OpenMessage originally started out as a replacement for an internal library that was used across teams. At the time, the team I was apart of needed the latest version of dotnet core for the library where as the other team were stuck on RC1. They were also developing features for that version of the framework and a few pre-existing details that we were unhappy with (eg: the request/response implementation). With that in mind, I created a minimal wrapper for what we needed. Looking forward, I plan to dedicate a bit more time to the project and improve it.
Just a quick update to say that the Azure provider for OpenMessage has been released. This update fixes an issue with scheduling messages on topics.
In this post, I am going to show a small micro-benchmark to demonstrate the performance difference between the
SemaphoreSlim classes in C#. A
Semaphore is often used to restrict the number of threads than can access some (physical or logical) resource. In this case, we want the restriction to be as little as possible.

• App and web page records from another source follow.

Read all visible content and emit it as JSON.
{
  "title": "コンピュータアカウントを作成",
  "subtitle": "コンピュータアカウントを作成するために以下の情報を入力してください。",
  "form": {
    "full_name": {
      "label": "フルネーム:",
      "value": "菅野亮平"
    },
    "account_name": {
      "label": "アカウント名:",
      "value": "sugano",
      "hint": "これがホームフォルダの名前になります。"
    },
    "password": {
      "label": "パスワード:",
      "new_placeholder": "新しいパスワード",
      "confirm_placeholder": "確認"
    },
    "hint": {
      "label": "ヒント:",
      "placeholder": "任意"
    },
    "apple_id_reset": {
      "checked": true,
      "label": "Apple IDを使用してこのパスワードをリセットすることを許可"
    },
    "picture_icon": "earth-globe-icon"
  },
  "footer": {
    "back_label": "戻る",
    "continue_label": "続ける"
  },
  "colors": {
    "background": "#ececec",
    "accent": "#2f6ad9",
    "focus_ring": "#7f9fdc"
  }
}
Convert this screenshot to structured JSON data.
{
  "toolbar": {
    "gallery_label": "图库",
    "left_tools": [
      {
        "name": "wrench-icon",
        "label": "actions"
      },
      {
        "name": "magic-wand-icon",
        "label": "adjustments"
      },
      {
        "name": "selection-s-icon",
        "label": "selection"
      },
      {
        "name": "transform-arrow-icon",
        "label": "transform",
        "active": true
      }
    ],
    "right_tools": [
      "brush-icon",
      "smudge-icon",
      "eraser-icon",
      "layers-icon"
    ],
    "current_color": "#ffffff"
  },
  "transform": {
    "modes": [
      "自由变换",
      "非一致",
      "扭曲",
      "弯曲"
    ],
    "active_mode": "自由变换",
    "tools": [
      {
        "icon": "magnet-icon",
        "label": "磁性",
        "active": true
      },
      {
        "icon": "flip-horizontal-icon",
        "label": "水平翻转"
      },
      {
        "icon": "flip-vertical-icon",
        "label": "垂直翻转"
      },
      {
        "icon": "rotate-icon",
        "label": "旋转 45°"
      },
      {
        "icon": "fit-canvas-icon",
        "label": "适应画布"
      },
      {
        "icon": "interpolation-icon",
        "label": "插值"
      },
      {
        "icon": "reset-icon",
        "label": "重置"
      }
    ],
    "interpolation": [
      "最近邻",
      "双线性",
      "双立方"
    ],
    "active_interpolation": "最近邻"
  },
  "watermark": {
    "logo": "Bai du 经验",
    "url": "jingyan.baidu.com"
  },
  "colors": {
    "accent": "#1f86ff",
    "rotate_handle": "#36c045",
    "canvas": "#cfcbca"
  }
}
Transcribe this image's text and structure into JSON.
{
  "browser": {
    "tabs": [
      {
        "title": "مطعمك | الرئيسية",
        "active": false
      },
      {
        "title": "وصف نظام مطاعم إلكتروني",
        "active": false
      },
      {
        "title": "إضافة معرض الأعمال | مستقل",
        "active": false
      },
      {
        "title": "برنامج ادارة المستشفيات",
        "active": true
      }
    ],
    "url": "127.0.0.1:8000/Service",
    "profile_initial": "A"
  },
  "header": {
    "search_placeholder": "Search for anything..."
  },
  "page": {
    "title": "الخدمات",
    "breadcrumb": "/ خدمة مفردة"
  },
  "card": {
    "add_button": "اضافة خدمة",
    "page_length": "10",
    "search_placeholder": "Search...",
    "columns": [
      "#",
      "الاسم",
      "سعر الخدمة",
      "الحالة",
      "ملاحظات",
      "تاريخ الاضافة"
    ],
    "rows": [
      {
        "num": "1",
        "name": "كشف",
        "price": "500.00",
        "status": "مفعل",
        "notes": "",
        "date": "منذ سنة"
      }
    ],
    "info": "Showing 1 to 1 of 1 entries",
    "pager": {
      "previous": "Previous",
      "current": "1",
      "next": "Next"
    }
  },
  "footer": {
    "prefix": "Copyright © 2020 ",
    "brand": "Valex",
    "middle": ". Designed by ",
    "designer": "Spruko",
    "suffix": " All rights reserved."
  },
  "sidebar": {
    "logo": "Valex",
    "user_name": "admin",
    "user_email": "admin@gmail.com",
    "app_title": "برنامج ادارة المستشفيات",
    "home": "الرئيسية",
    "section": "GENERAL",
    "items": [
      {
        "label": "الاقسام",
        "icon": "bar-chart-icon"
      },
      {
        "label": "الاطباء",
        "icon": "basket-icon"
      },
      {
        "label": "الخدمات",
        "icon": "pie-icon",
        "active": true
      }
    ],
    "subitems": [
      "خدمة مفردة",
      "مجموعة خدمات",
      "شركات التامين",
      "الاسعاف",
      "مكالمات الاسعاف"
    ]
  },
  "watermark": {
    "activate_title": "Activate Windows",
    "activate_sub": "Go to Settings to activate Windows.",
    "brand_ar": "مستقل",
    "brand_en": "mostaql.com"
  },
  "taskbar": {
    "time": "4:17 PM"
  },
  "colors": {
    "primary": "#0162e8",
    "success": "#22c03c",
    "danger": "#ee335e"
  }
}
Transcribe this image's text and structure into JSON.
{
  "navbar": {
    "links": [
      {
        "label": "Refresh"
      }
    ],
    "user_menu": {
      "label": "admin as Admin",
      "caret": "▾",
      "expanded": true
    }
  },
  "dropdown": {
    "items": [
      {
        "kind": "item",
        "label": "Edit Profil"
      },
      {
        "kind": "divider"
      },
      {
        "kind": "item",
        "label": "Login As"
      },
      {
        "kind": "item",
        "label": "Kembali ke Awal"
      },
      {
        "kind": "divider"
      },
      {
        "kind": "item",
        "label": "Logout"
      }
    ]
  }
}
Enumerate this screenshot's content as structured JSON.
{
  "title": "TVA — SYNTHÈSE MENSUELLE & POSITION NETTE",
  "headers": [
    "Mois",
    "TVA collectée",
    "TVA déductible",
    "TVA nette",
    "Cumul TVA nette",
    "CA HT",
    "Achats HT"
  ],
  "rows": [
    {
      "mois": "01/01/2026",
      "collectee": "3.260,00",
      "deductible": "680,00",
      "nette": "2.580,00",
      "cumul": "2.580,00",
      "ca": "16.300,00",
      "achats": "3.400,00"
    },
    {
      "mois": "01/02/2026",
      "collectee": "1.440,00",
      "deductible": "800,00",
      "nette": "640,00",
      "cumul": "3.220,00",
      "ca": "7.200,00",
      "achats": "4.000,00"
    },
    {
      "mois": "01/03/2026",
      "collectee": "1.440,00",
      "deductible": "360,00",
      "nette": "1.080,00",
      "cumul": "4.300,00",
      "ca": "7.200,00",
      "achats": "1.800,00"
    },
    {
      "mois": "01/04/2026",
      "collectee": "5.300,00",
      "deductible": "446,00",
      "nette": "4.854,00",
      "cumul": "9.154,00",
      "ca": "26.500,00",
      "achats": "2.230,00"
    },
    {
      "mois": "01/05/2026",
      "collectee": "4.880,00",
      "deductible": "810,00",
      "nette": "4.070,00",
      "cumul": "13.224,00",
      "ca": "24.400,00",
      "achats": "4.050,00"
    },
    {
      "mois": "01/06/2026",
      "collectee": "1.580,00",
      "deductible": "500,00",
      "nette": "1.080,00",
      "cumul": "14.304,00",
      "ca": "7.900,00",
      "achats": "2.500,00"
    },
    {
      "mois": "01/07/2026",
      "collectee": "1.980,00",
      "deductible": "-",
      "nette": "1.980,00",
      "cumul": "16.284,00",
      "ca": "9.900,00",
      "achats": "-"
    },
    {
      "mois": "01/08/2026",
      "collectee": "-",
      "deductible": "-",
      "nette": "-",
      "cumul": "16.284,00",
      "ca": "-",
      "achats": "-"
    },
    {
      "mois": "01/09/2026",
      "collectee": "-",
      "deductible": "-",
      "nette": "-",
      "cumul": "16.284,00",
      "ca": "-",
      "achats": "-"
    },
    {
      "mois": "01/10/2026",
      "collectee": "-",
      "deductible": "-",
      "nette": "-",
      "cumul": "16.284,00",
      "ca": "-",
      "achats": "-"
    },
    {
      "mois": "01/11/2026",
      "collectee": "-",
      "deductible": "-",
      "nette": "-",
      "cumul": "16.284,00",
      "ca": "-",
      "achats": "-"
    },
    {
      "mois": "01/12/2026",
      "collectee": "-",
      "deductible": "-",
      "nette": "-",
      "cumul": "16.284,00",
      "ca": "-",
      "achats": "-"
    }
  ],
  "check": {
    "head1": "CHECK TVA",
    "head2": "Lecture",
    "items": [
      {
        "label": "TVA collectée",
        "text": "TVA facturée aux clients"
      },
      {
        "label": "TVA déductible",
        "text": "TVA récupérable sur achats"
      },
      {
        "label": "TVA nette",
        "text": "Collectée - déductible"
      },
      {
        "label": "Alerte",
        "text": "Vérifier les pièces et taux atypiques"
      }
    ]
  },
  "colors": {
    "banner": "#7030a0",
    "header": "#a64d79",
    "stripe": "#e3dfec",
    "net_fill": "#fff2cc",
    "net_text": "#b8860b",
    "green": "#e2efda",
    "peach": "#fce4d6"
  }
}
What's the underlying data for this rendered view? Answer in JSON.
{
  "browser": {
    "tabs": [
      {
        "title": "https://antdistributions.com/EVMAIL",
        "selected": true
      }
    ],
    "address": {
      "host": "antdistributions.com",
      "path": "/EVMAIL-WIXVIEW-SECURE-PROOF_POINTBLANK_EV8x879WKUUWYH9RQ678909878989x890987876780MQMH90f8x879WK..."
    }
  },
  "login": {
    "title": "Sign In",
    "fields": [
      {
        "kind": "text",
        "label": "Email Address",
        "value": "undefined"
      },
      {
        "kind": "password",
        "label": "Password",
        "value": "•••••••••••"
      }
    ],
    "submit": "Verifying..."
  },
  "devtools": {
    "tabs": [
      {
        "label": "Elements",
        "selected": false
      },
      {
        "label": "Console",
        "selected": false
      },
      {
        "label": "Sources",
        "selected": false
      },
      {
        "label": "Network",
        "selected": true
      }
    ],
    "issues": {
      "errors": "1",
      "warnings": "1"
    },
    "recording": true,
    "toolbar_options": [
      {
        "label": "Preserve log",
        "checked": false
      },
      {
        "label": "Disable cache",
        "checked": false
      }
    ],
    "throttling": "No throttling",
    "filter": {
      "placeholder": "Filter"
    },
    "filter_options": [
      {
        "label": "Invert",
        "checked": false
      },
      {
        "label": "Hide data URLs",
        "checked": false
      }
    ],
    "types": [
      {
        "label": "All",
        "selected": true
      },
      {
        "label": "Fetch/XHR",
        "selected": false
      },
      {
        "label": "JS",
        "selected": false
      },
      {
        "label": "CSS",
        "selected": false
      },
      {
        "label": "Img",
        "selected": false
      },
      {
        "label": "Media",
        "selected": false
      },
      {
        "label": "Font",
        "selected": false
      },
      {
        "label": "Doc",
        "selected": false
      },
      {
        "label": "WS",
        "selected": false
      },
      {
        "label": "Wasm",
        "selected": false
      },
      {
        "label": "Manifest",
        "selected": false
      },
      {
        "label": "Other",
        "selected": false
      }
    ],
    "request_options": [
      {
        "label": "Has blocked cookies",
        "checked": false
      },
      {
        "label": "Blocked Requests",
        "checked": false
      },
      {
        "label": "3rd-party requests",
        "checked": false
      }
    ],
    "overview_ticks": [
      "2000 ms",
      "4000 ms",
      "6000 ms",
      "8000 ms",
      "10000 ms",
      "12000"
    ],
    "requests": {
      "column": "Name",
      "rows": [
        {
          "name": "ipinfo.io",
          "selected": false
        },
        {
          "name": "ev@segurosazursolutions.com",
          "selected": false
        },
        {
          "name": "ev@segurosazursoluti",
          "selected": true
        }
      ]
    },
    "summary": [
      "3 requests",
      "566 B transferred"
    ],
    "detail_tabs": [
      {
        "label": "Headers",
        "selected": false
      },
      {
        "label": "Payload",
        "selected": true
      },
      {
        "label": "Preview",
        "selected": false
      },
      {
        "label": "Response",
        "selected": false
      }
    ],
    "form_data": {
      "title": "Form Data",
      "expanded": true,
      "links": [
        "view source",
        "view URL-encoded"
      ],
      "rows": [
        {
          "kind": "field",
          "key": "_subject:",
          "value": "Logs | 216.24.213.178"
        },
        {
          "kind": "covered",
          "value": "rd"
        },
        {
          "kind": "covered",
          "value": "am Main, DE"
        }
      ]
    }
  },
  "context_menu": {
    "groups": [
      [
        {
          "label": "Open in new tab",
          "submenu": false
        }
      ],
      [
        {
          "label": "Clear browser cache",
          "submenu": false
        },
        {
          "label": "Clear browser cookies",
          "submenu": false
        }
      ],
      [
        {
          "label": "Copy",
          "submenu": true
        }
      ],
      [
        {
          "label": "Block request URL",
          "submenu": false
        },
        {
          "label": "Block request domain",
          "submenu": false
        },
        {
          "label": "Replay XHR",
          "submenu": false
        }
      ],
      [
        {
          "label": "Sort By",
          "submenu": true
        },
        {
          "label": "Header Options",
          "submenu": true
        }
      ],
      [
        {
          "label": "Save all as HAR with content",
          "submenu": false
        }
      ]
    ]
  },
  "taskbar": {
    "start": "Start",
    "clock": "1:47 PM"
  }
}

On a project I have been working on recently, I came across a problem where under Windows an Mdi Child form would flicker when it loads. Trying to find information on what was the cause of this was near impossible. I ended up trying a lot of code snippets that I found when googling the problem and this is what I have come up with.
In this article we will take a look at what extension methods are and how to use them in .Net. Personally, they are one of the best things that has been introduced into the .Net framework in terms of readability. I will take you through what extension methods are, how to create them (in c# and vb) then I will show you some of the extension methods that I have created (in c# only, conversion is for you to try).